#### WORK INSTRUCTIONS:
Please go line by line through the material and copy each one containing the word "data".

SOURCE RECORDS section start

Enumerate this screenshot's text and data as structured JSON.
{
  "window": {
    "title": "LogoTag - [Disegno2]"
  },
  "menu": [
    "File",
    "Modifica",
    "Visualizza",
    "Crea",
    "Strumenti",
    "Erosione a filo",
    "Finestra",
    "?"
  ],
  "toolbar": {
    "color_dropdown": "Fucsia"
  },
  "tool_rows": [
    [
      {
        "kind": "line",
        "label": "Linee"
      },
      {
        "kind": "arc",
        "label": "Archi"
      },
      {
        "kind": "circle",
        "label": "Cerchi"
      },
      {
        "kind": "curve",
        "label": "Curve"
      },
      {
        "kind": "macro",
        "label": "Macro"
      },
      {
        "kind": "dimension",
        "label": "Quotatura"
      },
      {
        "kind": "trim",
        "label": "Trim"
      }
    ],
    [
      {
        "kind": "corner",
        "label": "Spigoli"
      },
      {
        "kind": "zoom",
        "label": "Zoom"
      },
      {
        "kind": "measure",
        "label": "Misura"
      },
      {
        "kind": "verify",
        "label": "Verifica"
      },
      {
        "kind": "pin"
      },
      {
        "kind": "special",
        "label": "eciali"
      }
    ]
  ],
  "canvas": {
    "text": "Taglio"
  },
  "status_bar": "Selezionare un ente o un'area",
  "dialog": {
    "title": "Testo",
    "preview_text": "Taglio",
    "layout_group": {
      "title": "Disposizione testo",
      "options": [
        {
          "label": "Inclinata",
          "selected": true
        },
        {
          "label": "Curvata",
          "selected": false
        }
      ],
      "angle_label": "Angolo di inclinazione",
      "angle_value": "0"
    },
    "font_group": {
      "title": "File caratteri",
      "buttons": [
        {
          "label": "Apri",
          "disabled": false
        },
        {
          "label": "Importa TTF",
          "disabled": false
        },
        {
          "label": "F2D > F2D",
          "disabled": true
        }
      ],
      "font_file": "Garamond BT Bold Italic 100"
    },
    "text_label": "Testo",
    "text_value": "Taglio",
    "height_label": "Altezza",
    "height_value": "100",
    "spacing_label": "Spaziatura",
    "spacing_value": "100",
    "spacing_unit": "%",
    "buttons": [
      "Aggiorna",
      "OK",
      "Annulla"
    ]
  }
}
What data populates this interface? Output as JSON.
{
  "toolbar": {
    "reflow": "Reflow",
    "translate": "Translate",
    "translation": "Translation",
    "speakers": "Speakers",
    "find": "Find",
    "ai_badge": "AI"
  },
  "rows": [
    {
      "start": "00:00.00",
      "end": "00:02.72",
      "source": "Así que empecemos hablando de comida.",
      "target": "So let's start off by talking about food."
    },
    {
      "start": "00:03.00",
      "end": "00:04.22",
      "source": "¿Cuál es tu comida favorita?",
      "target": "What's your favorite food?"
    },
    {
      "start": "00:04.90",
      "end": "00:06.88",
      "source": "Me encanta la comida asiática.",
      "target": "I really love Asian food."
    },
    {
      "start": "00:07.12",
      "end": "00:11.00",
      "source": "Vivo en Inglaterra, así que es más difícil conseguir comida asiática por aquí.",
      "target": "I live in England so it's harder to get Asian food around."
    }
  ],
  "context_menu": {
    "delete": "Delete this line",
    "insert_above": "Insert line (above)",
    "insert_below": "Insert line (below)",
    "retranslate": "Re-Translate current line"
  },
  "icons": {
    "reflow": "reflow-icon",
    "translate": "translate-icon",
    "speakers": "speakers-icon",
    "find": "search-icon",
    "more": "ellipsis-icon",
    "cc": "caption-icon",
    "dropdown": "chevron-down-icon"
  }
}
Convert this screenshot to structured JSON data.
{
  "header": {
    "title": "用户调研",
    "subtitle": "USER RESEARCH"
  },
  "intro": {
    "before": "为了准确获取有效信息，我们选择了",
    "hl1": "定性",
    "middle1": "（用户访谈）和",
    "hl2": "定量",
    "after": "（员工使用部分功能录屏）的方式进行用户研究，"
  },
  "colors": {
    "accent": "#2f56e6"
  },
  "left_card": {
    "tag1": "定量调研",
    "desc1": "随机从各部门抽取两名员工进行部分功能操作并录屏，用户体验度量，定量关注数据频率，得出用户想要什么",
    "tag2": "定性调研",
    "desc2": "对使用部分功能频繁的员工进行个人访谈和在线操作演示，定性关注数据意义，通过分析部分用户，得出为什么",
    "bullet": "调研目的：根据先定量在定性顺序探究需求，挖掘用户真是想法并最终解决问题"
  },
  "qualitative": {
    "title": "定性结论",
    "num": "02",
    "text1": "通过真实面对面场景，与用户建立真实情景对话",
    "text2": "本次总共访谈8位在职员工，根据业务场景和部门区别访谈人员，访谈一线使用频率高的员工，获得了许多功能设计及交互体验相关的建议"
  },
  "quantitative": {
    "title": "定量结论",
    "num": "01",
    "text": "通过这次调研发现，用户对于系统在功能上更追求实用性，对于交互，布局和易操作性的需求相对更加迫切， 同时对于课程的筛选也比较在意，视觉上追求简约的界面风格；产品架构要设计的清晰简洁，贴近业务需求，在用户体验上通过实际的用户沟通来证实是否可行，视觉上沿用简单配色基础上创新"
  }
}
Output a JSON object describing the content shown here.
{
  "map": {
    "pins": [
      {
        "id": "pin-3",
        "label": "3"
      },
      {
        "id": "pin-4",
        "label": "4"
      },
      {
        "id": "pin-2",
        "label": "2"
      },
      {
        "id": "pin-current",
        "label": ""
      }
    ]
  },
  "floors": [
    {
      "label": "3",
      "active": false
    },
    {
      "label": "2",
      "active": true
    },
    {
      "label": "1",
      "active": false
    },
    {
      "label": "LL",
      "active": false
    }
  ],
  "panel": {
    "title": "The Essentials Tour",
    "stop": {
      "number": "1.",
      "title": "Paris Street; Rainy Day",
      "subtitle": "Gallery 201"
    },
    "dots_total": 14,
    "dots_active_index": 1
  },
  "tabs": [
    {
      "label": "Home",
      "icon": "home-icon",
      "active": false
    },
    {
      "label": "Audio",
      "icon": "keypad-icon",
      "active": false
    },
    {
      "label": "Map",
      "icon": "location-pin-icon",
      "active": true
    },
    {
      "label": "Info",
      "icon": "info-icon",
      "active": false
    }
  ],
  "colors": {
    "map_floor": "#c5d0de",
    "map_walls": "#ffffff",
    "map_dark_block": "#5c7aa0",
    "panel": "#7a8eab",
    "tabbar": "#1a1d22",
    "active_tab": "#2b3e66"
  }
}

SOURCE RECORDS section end

#### OUTPUT OF THE EXERCISE:
Enumerate this screenshot's text and data as structured JSON.
What data populates this interface? Output as JSON.
Convert this screenshot to structured JSON data.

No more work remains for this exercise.